• **TASK STATEMENT**
When a line of the listing below has the string "Insert" in it, copy that line.

• **DATASET EXCERPTS**
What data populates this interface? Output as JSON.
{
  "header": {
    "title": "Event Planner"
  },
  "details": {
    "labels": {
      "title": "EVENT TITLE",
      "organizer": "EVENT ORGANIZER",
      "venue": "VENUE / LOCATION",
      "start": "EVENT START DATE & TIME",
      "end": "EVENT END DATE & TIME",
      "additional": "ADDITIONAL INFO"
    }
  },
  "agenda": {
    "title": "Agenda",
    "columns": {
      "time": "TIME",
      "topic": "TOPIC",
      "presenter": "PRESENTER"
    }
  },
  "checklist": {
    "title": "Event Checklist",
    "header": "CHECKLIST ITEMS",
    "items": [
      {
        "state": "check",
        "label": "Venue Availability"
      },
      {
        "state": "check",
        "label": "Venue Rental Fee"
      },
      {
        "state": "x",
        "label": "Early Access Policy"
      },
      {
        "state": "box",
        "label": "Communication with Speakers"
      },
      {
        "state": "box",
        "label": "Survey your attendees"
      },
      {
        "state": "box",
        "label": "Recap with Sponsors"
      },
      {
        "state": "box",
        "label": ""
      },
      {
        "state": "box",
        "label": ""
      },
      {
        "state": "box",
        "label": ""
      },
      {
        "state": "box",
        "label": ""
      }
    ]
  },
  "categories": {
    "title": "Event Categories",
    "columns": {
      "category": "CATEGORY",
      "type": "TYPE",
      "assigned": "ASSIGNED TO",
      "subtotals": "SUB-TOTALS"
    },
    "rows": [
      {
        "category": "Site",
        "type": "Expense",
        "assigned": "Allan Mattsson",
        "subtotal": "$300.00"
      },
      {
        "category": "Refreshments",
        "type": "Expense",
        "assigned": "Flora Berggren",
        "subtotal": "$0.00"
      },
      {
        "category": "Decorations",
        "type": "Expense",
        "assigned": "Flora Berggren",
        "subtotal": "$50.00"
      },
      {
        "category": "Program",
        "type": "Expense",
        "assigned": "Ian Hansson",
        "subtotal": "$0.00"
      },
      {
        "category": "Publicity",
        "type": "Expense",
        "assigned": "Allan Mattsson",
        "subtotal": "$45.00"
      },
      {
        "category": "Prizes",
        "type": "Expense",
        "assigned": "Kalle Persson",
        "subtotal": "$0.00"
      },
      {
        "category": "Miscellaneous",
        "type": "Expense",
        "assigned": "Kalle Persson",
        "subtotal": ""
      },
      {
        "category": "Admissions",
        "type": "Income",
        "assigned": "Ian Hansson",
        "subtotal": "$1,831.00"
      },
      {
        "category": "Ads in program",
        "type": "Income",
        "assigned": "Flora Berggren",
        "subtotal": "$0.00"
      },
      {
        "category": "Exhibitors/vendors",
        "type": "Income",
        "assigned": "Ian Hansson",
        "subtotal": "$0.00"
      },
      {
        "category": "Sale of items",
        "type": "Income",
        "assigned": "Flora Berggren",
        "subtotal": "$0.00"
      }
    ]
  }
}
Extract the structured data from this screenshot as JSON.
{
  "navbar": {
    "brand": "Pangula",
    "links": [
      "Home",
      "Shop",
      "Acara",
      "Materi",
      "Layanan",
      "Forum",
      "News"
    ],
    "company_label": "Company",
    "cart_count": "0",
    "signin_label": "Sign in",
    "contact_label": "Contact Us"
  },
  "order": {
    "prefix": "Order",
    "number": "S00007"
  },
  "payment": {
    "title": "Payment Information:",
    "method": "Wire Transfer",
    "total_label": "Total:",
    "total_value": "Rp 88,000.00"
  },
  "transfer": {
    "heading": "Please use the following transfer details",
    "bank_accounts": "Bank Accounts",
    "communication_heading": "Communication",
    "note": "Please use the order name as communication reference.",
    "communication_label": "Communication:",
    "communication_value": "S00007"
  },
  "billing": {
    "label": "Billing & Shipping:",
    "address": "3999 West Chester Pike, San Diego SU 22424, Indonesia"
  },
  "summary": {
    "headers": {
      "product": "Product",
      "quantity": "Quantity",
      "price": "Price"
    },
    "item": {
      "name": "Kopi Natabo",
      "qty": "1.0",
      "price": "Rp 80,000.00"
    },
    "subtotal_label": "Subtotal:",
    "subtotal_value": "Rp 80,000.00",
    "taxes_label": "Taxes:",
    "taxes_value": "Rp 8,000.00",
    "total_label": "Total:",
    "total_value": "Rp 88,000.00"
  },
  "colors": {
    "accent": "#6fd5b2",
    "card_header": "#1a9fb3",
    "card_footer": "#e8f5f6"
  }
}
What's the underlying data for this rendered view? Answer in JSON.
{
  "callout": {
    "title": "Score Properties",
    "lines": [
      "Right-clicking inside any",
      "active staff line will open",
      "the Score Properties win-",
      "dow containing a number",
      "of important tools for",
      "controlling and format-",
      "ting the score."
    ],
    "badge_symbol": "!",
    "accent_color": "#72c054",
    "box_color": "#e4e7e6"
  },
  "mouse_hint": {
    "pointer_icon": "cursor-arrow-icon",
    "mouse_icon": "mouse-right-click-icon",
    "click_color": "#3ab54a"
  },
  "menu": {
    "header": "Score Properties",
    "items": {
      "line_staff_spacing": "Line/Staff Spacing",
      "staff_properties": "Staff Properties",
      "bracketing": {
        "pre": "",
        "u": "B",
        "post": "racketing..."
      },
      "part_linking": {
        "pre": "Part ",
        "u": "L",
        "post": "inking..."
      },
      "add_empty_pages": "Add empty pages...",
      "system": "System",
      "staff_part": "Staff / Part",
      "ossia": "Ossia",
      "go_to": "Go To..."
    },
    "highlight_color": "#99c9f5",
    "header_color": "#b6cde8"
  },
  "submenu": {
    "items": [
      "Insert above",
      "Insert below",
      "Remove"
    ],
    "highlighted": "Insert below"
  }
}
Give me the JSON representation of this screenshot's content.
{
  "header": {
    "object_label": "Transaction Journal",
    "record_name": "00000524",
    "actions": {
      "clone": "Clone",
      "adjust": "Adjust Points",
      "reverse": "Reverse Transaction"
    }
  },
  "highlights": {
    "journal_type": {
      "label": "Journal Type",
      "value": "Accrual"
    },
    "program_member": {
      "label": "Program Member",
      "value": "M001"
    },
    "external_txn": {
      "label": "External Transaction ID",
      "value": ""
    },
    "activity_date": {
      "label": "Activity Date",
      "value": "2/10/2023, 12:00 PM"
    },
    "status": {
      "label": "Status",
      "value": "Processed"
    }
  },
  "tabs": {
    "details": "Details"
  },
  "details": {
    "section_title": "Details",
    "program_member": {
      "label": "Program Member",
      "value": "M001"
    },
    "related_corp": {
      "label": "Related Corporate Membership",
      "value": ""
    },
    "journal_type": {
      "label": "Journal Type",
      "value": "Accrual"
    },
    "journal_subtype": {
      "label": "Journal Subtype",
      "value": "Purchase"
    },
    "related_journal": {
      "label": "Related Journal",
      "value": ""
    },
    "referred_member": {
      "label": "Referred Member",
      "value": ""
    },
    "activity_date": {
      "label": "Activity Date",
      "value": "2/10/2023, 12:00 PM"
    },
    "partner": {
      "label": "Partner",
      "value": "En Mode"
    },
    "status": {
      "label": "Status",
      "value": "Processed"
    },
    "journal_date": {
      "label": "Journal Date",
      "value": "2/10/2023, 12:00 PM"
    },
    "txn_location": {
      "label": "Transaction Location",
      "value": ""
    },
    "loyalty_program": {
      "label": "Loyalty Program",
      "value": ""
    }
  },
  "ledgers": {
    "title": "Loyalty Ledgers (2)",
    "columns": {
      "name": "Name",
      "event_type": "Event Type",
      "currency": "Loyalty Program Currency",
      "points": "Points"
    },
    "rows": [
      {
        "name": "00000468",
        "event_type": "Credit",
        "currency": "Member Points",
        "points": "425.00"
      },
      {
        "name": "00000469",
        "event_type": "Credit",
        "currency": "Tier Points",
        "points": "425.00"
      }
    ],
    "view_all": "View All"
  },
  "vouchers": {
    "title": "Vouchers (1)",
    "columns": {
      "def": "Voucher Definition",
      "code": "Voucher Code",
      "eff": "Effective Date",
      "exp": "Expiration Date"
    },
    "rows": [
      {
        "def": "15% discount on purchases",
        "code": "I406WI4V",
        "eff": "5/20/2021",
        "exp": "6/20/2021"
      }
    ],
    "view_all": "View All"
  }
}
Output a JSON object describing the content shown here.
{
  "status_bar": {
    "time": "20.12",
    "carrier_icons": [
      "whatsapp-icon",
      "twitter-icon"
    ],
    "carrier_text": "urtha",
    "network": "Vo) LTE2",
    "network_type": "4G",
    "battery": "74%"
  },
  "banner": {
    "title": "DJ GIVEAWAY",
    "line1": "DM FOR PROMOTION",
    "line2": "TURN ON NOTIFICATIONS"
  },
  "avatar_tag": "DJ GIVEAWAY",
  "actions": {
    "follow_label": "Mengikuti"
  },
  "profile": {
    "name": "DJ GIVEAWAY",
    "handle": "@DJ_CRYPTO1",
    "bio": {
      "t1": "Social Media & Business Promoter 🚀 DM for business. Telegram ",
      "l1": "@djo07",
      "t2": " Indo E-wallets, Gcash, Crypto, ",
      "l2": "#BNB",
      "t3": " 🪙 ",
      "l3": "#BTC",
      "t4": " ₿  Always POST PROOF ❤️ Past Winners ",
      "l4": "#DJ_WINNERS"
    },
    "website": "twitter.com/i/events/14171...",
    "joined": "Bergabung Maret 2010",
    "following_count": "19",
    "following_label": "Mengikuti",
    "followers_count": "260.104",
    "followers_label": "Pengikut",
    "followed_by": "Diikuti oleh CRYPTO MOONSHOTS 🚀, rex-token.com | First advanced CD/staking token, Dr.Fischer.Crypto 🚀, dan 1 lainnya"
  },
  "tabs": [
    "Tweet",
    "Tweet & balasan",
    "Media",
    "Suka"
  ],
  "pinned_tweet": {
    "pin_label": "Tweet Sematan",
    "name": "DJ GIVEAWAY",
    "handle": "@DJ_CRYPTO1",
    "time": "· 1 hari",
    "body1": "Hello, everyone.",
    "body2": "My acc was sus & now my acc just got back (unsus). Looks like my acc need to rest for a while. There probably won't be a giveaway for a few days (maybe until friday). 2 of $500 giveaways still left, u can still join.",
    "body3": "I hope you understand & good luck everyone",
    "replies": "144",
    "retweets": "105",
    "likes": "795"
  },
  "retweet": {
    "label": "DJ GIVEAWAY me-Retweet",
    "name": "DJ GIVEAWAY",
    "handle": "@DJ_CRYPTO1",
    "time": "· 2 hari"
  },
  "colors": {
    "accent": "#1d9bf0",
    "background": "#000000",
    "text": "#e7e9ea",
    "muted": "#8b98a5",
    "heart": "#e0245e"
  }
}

• **RESULT OF THE EXERCISE**
      "Insert above",
      "Insert below",
    "highlighted": "Insert below"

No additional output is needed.